Component data from apps and pages
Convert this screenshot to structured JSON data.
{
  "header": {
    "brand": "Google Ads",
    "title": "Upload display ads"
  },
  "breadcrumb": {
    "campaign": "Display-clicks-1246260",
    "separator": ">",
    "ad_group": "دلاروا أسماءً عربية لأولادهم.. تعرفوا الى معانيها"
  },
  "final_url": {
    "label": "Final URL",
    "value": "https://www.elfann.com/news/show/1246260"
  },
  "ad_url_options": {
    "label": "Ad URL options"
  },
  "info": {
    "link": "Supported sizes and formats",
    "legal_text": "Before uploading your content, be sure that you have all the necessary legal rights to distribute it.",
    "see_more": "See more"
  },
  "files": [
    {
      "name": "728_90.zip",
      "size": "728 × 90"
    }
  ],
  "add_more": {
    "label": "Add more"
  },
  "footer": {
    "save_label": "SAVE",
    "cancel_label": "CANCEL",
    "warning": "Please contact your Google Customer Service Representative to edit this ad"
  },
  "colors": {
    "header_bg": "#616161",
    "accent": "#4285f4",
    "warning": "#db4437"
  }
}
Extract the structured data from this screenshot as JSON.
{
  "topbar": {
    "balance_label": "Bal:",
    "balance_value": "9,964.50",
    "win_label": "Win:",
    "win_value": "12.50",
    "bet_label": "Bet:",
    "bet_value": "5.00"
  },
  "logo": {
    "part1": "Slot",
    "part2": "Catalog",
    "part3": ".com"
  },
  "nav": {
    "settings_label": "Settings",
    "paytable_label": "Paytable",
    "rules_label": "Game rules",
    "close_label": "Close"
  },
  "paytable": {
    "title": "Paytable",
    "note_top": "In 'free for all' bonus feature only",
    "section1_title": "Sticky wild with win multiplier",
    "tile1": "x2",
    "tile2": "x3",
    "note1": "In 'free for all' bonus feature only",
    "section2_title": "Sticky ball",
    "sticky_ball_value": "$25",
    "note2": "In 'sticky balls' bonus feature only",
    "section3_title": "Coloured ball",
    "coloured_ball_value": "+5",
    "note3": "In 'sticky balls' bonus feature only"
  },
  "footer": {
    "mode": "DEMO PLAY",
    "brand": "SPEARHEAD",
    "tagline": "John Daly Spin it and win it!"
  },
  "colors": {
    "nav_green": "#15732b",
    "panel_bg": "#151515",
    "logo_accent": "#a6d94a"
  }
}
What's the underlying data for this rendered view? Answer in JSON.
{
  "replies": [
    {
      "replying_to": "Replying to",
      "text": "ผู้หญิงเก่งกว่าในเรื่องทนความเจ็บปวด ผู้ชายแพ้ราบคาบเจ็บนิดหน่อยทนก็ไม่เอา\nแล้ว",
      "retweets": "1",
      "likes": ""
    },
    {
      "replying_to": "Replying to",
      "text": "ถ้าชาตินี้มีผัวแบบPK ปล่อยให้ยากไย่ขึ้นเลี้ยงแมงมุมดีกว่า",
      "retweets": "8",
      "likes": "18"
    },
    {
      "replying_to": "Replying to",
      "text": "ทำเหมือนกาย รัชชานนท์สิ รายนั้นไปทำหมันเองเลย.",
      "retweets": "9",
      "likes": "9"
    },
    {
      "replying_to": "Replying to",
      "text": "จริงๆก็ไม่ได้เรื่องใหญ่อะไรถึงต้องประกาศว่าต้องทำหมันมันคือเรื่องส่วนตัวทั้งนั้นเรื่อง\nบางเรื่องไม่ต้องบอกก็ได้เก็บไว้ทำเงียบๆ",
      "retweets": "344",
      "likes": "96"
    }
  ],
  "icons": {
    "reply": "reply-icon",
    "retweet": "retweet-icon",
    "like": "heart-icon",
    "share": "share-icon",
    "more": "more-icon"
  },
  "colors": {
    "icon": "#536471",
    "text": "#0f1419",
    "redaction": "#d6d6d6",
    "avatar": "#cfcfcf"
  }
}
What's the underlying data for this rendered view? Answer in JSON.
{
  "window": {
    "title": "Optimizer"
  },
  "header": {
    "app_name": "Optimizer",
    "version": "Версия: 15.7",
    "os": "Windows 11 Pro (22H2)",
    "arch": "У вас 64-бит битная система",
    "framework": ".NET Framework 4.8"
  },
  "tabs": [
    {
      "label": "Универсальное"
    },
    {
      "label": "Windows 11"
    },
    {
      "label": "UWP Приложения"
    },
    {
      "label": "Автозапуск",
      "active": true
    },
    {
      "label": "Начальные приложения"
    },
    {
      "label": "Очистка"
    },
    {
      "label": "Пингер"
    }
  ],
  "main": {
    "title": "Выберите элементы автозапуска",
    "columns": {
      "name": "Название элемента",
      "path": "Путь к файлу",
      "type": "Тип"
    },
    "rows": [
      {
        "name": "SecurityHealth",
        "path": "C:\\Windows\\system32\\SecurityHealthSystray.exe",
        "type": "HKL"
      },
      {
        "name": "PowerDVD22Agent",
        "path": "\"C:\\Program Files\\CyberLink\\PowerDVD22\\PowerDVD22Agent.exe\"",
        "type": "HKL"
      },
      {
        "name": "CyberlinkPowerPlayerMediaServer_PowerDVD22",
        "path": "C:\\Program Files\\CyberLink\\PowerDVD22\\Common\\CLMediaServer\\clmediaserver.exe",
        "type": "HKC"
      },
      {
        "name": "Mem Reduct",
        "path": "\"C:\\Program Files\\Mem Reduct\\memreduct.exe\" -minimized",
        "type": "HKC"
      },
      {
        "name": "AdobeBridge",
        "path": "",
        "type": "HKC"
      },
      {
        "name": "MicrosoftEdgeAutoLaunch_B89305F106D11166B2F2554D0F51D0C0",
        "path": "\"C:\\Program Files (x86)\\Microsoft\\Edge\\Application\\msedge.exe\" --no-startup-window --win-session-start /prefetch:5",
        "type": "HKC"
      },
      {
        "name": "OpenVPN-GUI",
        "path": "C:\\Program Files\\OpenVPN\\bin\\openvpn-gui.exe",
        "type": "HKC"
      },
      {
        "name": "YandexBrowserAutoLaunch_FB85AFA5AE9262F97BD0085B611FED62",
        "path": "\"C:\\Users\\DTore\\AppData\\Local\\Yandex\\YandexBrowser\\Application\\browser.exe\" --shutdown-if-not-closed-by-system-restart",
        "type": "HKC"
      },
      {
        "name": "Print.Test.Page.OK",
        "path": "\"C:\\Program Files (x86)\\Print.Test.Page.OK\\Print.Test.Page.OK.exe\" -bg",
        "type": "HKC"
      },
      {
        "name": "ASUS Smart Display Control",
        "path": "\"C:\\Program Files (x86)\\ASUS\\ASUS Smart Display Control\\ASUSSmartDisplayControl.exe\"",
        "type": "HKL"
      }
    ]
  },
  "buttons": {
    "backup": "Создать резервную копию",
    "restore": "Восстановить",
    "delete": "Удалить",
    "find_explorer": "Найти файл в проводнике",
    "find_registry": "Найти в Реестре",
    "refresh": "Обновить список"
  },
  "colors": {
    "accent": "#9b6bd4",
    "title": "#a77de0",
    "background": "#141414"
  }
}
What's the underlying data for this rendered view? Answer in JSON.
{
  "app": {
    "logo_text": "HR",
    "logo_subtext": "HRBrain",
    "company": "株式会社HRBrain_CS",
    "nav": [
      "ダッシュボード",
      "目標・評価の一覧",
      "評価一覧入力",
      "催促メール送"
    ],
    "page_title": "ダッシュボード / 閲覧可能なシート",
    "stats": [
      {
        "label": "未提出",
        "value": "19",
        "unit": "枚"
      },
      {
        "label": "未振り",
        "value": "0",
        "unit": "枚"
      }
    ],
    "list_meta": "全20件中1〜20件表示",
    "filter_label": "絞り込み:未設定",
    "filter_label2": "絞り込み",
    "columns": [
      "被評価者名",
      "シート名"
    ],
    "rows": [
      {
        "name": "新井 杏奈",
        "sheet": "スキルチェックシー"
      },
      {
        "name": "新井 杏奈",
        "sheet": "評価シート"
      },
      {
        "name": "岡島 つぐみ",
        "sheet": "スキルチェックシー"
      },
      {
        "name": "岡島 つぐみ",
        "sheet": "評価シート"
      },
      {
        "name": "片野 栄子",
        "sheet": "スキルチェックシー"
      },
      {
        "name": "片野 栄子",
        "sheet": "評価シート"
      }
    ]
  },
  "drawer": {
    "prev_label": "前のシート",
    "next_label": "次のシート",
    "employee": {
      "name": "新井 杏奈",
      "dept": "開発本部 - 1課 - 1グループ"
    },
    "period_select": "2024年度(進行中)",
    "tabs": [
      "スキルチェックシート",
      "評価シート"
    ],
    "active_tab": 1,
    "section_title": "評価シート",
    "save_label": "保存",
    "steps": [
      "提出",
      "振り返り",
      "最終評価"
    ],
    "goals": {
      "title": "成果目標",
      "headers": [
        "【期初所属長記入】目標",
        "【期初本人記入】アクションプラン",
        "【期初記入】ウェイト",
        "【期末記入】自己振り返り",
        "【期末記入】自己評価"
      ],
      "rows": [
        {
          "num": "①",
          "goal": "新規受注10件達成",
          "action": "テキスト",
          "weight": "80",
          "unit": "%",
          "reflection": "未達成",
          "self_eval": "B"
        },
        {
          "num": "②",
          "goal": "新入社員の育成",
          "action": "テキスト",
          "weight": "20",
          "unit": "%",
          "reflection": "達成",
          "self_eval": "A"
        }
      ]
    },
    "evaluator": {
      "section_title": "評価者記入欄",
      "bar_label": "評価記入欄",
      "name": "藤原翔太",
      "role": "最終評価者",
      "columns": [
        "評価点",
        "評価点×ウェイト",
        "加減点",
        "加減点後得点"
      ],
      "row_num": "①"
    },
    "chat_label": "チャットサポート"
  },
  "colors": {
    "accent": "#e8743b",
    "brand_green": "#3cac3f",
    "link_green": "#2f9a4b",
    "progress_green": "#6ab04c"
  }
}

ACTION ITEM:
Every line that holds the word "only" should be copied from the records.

RESULT BELOW:
    "note_top": "In 'free for all' bonus feature only",
    "note1": "In 'free for all' bonus feature only",
    "note2": "In 'sticky balls' bonus feature only",
    "note3": "In 'sticky balls' bonus feature only"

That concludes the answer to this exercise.